I'm already doing it. My day job, whose income allows me to be a cartoonist (along with my wife's income and benefits), is self-employed science writing. I am lucky. It took me years, but I finally figured out a way to make my interests in writing, science, and cartooning into some weird kind of career.

In one or two sentences describe your drawing area.
My office has two desks: one a rolltop whose little drawers are packed with art supplies, and the other a cheap student desk with a computer. I draw at the rolltop using a lap board, then scoot four feet to the computer for Photoshopping.
Do you play any musical instruments?
I tried violin and guitar as a child, never practiced or got good. It's on my bucket list.

If you could give one piece of advice to someone who wants to pursue drawing as a career what would it be?
Draw from life. Draw what's around you. People complain that drawing hands and feet are hard; there's no excuse for that. You've got hands on the ends of your arms and feet at the ends of your legs always available to model for you. I think drawing from life is especially important for cartooning because cartooning is the art of simplifying and distilling reality to its essence. It's amazing how many people can draw a galaxy-sized machine devouring a planet full of laser-mounted dragons but can't draw a woman in a business suit talking on the phone.
Also, nurture interests outside of art and comics. You've got to be a smart, informed, well-rounded person with knowledge and opinions. I know a lot of people who can draw better than me who never got the art career they wanted because, although they could make pretty pictures, they had no other interests and nothing original to say about anything. Readers want that special point of view that only you can bring to the table; develop *you*.

Who is your favorite artist?

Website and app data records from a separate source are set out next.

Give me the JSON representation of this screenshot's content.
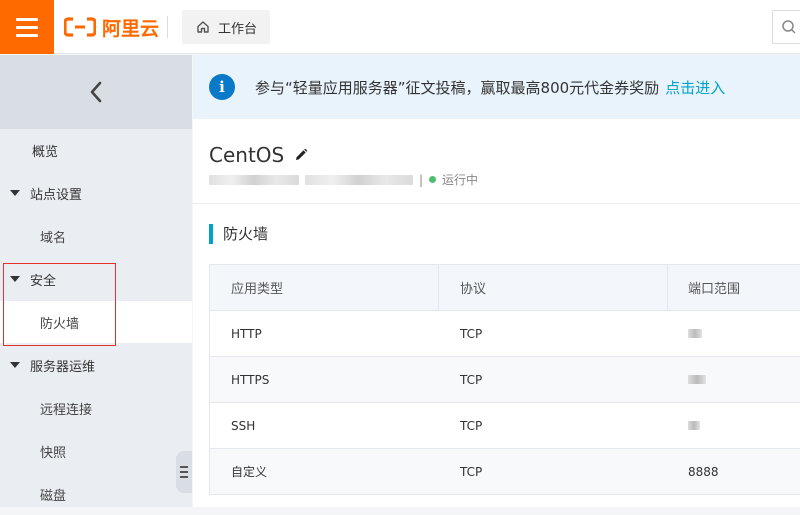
{
  "topbar": {
    "brand": "阿里云",
    "workbench_label": "工作台"
  },
  "sidebar": {
    "items": [
      {
        "label": "概览"
      },
      {
        "label": "站点设置"
      },
      {
        "label": "域名"
      },
      {
        "label": "安全"
      },
      {
        "label": "防火墙"
      },
      {
        "label": "服务器运维"
      },
      {
        "label": "远程连接"
      },
      {
        "label": "快照"
      },
      {
        "label": "磁盘"
      }
    ]
  },
  "banner": {
    "text": "参与“轻量应用服务器”征文投稿，赢取最高800元代金券奖励",
    "link": "点击进入"
  },
  "instance": {
    "title": "CentOS",
    "separator": "|",
    "status": "运行中"
  },
  "section": {
    "title": "防火墙"
  },
  "table": {
    "headers": [
      "应用类型",
      "协议",
      "端口范围"
    ],
    "rows": [
      {
        "app": "HTTP",
        "protocol": "TCP",
        "port": ""
      },
      {
        "app": "HTTPS",
        "protocol": "TCP",
        "port": ""
      },
      {
        "app": "SSH",
        "protocol": "TCP",
        "port": ""
      },
      {
        "app": "自定义",
        "protocol": "TCP",
        "port": "8888"
      }
    ]
  },
  "colors": {
    "brand": "#ff6a00",
    "link": "#00a2ca",
    "status_running": "#4cbf6e",
    "highlight_box": "#e5312e"
  },
  "icons": {
    "menu": "hamburger-icon",
    "home": "home-icon",
    "search": "search-icon",
    "back": "chevron-left-icon",
    "info": "info-icon",
    "edit": "pencil-icon"
  }
}
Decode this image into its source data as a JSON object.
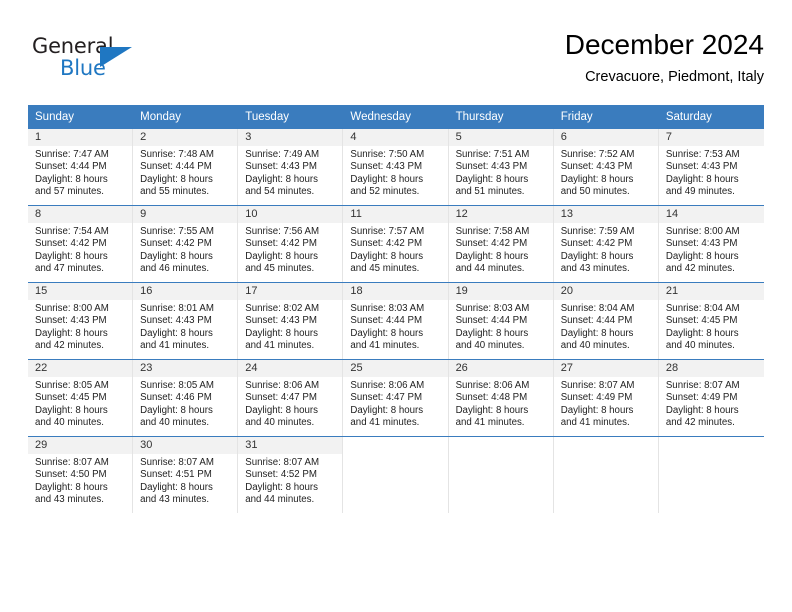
{
  "brand": {
    "name_top": "General",
    "name_bottom": "Blue",
    "triangle_color": "#1f77c2",
    "top_color": "#231f20"
  },
  "header": {
    "title": "December 2024",
    "subtitle": "Crevacuore, Piedmont, Italy"
  },
  "theme": {
    "header_bg": "#3a7cbe",
    "header_text": "#ffffff",
    "daynum_band_bg": "#f2f2f2",
    "cell_divider": "#e4e4e4",
    "row_divider": "#3a7cbe"
  },
  "weekday_headers": [
    "Sunday",
    "Monday",
    "Tuesday",
    "Wednesday",
    "Thursday",
    "Friday",
    "Saturday"
  ],
  "weeks": [
    [
      {
        "day": "1",
        "sunrise": "Sunrise: 7:47 AM",
        "sunset": "Sunset: 4:44 PM",
        "daylight1": "Daylight: 8 hours",
        "daylight2": "and 57 minutes."
      },
      {
        "day": "2",
        "sunrise": "Sunrise: 7:48 AM",
        "sunset": "Sunset: 4:44 PM",
        "daylight1": "Daylight: 8 hours",
        "daylight2": "and 55 minutes."
      },
      {
        "day": "3",
        "sunrise": "Sunrise: 7:49 AM",
        "sunset": "Sunset: 4:43 PM",
        "daylight1": "Daylight: 8 hours",
        "daylight2": "and 54 minutes."
      },
      {
        "day": "4",
        "sunrise": "Sunrise: 7:50 AM",
        "sunset": "Sunset: 4:43 PM",
        "daylight1": "Daylight: 8 hours",
        "daylight2": "and 52 minutes."
      },
      {
        "day": "5",
        "sunrise": "Sunrise: 7:51 AM",
        "sunset": "Sunset: 4:43 PM",
        "daylight1": "Daylight: 8 hours",
        "daylight2": "and 51 minutes."
      },
      {
        "day": "6",
        "sunrise": "Sunrise: 7:52 AM",
        "sunset": "Sunset: 4:43 PM",
        "daylight1": "Daylight: 8 hours",
        "daylight2": "and 50 minutes."
      },
      {
        "day": "7",
        "sunrise": "Sunrise: 7:53 AM",
        "sunset": "Sunset: 4:43 PM",
        "daylight1": "Daylight: 8 hours",
        "daylight2": "and 49 minutes."
      }
    ],
    [
      {
        "day": "8",
        "sunrise": "Sunrise: 7:54 AM",
        "sunset": "Sunset: 4:42 PM",
        "daylight1": "Daylight: 8 hours",
        "daylight2": "and 47 minutes."
      },
      {
        "day": "9",
        "sunrise": "Sunrise: 7:55 AM",
        "sunset": "Sunset: 4:42 PM",
        "daylight1": "Daylight: 8 hours",
        "daylight2": "and 46 minutes."
      },
      {
        "day": "10",
        "sunrise": "Sunrise: 7:56 AM",
        "sunset": "Sunset: 4:42 PM",
        "daylight1": "Daylight: 8 hours",
        "daylight2": "and 45 minutes."
      },
      {
        "day": "11",
        "sunrise": "Sunrise: 7:57 AM",
        "sunset": "Sunset: 4:42 PM",
        "daylight1": "Daylight: 8 hours",
        "daylight2": "and 45 minutes."
      },
      {
        "day": "12",
        "sunrise": "Sunrise: 7:58 AM",
        "sunset": "Sunset: 4:42 PM",
        "daylight1": "Daylight: 8 hours",
        "daylight2": "and 44 minutes."
      },
      {
        "day": "13",
        "sunrise": "Sunrise: 7:59 AM",
        "sunset": "Sunset: 4:42 PM",
        "daylight1": "Daylight: 8 hours",
        "daylight2": "and 43 minutes."
      },
      {
        "day": "14",
        "sunrise": "Sunrise: 8:00 AM",
        "sunset": "Sunset: 4:43 PM",
        "daylight1": "Daylight: 8 hours",
        "daylight2": "and 42 minutes."
      }
    ],
    [
      {
        "day": "15",
        "sunrise": "Sunrise: 8:00 AM",
        "sunset": "Sunset: 4:43 PM",
        "daylight1": "Daylight: 8 hours",
        "daylight2": "and 42 minutes."
      },
      {
        "day": "16",
        "sunrise": "Sunrise: 8:01 AM",
        "sunset": "Sunset: 4:43 PM",
        "daylight1": "Daylight: 8 hours",
        "daylight2": "and 41 minutes."
      },
      {
        "day": "17",
        "sunrise": "Sunrise: 8:02 AM",
        "sunset": "Sunset: 4:43 PM",
        "daylight1": "Daylight: 8 hours",
        "daylight2": "and 41 minutes."
      },
      {
        "day": "18",
        "sunrise": "Sunrise: 8:03 AM",
        "sunset": "Sunset: 4:44 PM",
        "daylight1": "Daylight: 8 hours",
        "daylight2": "and 41 minutes."
      },
      {
        "day": "19",
        "sunrise": "Sunrise: 8:03 AM",
        "sunset": "Sunset: 4:44 PM",
        "daylight1": "Daylight: 8 hours",
        "daylight2": "and 40 minutes."
      },
      {
        "day": "20",
        "sunrise": "Sunrise: 8:04 AM",
        "sunset": "Sunset: 4:44 PM",
        "daylight1": "Daylight: 8 hours",
        "daylight2": "and 40 minutes."
      },
      {
        "day": "21",
        "sunrise": "Sunrise: 8:04 AM",
        "sunset": "Sunset: 4:45 PM",
        "daylight1": "Daylight: 8 hours",
        "daylight2": "and 40 minutes."
      }
    ],
    [
      {
        "day": "22",
        "sunrise": "Sunrise: 8:05 AM",
        "sunset": "Sunset: 4:45 PM",
        "daylight1": "Daylight: 8 hours",
        "daylight2": "and 40 minutes."
      },
      {
        "day": "23",
        "sunrise": "Sunrise: 8:05 AM",
        "sunset": "Sunset: 4:46 PM",
        "daylight1": "Daylight: 8 hours",
        "daylight2": "and 40 minutes."
      },
      {
        "day": "24",
        "sunrise": "Sunrise: 8:06 AM",
        "sunset": "Sunset: 4:47 PM",
        "daylight1": "Daylight: 8 hours",
        "daylight2": "and 40 minutes."
      },
      {
        "day": "25",
        "sunrise": "Sunrise: 8:06 AM",
        "sunset": "Sunset: 4:47 PM",
        "daylight1": "Daylight: 8 hours",
        "daylight2": "and 41 minutes."
      },
      {
        "day": "26",
        "sunrise": "Sunrise: 8:06 AM",
        "sunset": "Sunset: 4:48 PM",
        "daylight1": "Daylight: 8 hours",
        "daylight2": "and 41 minutes."
      },
      {
        "day": "27",
        "sunrise": "Sunrise: 8:07 AM",
        "sunset": "Sunset: 4:49 PM",
        "daylight1": "Daylight: 8 hours",
        "daylight2": "and 41 minutes."
      },
      {
        "day": "28",
        "sunrise": "Sunrise: 8:07 AM",
        "sunset": "Sunset: 4:49 PM",
        "daylight1": "Daylight: 8 hours",
        "daylight2": "and 42 minutes."
      }
    ],
    [
      {
        "day": "29",
        "sunrise": "Sunrise: 8:07 AM",
        "sunset": "Sunset: 4:50 PM",
        "daylight1": "Daylight: 8 hours",
        "daylight2": "and 43 minutes."
      },
      {
        "day": "30",
        "sunrise": "Sunrise: 8:07 AM",
        "sunset": "Sunset: 4:51 PM",
        "daylight1": "Daylight: 8 hours",
        "daylight2": "and 43 minutes."
      },
      {
        "day": "31",
        "sunrise": "Sunrise: 8:07 AM",
        "sunset": "Sunset: 4:52 PM",
        "daylight1": "Daylight: 8 hours",
        "daylight2": "and 44 minutes."
      },
      {
        "day": "",
        "sunrise": "",
        "sunset": "",
        "daylight1": "",
        "daylight2": ""
      },
      {
        "day": "",
        "sunrise": "",
        "sunset": "",
        "daylight1": "",
        "daylight2": ""
      },
      {
        "day": "",
        "sunrise": "",
        "sunset": "",
        "daylight1": "",
        "daylight2": ""
      },
      {
        "day": "",
        "sunrise": "",
        "sunset": "",
        "daylight1": "",
        "daylight2": ""
      }
    ]
  ]
}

All-time, Leonardo da Vinci. Comics, Winsor McCay.

Thank you Brian.

Coming up is comic book writer and artist Bob Fingerman.

1 comment:

P.L. Frederick said...

Brian, your advice to folks just starting out is really great, Thank you.

Great interview, Dave. I had missed this one before.